The turbulent times for banks aren't over, but suddenly it seems that bankers have a bit more opportunity to breathe.
It's been a month since the overnight collapse of Bear Stearns, and it appears that policy moves by the Federal Reserve have helped to restore a sense of order to financial markets. Wall Street hasn't been rocked by further corporate earthquakes, and executives at some investment firms are saying the worst of the crisis is over.
Saying so doesn't necessarily make it so. The economy still faces broader concerns over housing woes and oil prices that could delay a recovery. But some signs of stability are emerging:
•Mainstream banks announced big quarterly losses this week but also moved to raise fresh capital for the future.
•Investment banks, which are also exposed to souring home loans, have reduced their borrowing from the Federal Reserve for two weeks in a row – a trend that may reflect reduced stress.
•Investors have backed away from a panicked "flight to safety," with Treasury bond prices falling as fewer people rush to buy them.
"After Bear Stearns's crisis and the Fed's strong actions ... things seem to have stabilized somewhat," says Rajeev Dhawan, director of the economic forecasting center at Georgia State University in Atlanta. "If [banks are] able to raise capital and shore up their balance sheets, then that's a positive sign."
After about eight months where fear and uncertainty have dominated Wall Street, the recent shift in mood is a welcome one. It signals that, despite ongoing problems, bankers hope to manage their way through the mess.
The mess is a large one, however.
The International Monetary Fund, in a report on global financial stability this month, estimated that the crisis centered on US home loans could ultimately shave nearly $1 trillion off the balance sheets of banks, insurance firms, investment companies, and government agencies.
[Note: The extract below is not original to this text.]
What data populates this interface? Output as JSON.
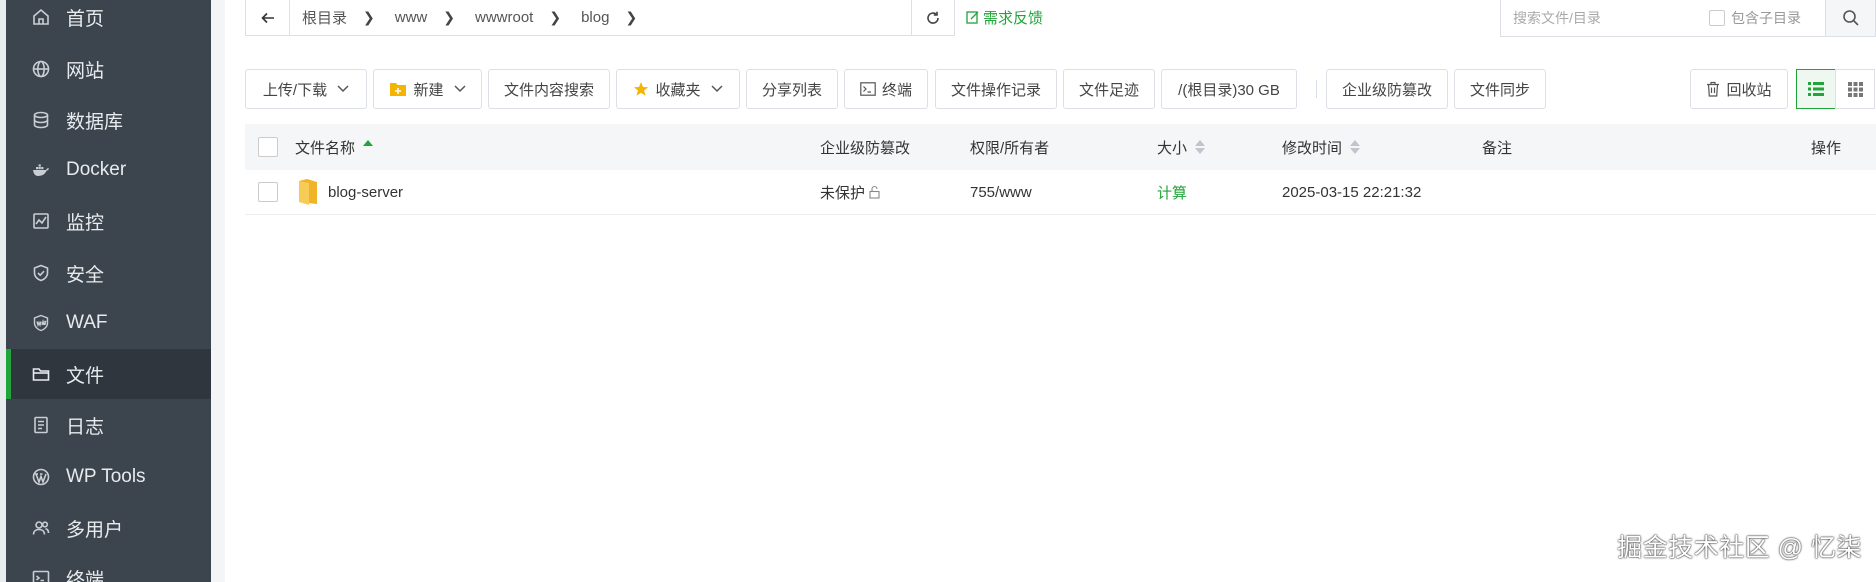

The IMF's estimate of $945 billion in losses includes effects of a broader economic slowdown, as high oil prices and falling home values shake consumer confidence. Mortgages are the biggest worry, but the report also predicts losses for everything from credit cards to commercial real estate and corporate loans.
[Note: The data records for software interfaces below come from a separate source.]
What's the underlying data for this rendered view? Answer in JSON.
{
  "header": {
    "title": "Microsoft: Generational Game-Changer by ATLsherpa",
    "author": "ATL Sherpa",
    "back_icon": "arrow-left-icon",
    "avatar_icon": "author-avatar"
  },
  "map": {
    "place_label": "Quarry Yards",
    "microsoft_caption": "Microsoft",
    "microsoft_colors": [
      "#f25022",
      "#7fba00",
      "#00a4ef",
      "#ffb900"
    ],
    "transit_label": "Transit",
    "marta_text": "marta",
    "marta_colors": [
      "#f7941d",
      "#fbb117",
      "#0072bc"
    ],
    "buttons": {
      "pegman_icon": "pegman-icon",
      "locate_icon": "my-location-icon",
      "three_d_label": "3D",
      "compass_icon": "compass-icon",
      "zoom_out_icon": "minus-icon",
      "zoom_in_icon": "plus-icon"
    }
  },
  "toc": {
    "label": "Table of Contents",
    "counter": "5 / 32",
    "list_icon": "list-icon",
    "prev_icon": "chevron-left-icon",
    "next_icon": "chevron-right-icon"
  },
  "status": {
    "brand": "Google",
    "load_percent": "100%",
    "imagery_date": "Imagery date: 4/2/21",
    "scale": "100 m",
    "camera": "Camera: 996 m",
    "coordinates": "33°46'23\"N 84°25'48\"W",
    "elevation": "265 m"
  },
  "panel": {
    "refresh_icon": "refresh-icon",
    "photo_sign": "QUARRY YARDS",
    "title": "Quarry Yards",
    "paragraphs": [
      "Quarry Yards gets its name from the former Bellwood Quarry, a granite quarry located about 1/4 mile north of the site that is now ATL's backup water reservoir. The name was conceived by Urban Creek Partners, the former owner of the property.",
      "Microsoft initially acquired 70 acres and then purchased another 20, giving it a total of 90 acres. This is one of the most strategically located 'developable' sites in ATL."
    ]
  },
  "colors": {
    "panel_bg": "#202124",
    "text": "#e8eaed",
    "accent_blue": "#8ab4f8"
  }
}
If that scenario proves accurate, with roughly $1 in every $23 in loans going bad, some banks will fail, analysts say.
The uncertainty about which banks are most at risk, together with the pressure to conserve cash to cover their losses, continues to make banks reluctant to lend to each other as they normally do to cover short-term needs.
"The problem right now is the banks are not lending to each other," Mr. Dhawan says.
The financial crisis will hinge on how the economy performs in the months ahead.
Consumer spending is already strained by high energy costs and a reduced pool of housing wealth to borrow against. The more consumers struggle, the more loans could go bad.
But several forces could help avert a deep consumer-driven slump. Dhawan predicts that oil prices will decline later this year, in tandem with the cooling economy. He adds that corporations have lean staffing already, so that a recession may not mean such large job losses as it has in the past. The dollar's weak value, meanwhile, is helping to spur demand for US-made exports.
Such factors may help explain why the stock market has stayed relatively resilient in the face of the economic slowdown. And why banks see light in the tunnel.
"I think the worse is behind us for financial markets," says Michael Darda, chief economist at MKM Partners, an investment firm in Greenwich, Conn. "It doesn't mean the worst has been seen in terms of the economic data," he adds, but in forward-looking indicators "there's really been improvement across the board."
The price of investments called credit-default swaps, for example, now indicates less risk of default on corporate debt.
And the annualized yield on two-year Treasury bonds – at a long-term low in March – has edged back above 2 percent as fewer investors seek a haven.
The stock prices of financial firms have edged up from the lows they hit in mid-March, around the time Bear Stearns collapsed in what amounted to a panicked run on the bank by its clients.
At the largest financial firms, several chief executives have expressed optimism in recent days. James Dimon of JPMorgan Chase said the crisis is "maybe 75 to 80 percent" over. Lloyd Blankfein of Goldman Sachs said "we're closer to the end than the beginning."
John Mack of Morgan Stanley said the crisis will go on for "a couple of quarters longer," and used a baseball analogy to tell investors that one part of the problem – the declining value of subprime mortgages – is in the eighth or ninth inning.
These upbeat statements come with caveats, and not all bank CEOs have joined the chorus.
For many banks, the biggest exposure is to home loans. So a key question is how far home prices fall in the current weak market.
Congress is considering various moves designed to reduce the number of defaults, since foreclosures end in "fire-sale" auctions that push home prices down further.
But it's not clear whether major legislation will be passed into law this year.
He says that when loan losses pile up, they end up eroding the capital that banks need as the underpinning for new loans.
That's why it's good news that many banks are scrambling to raise fresh supplies of capital.
Even as banks unveil losses on loans, troubled National City Corporation in Ohio announced a $7 billion infusion from investors on Monday. And Tuesday, Royal Bank of Scotland said it plans to raise $24 billion.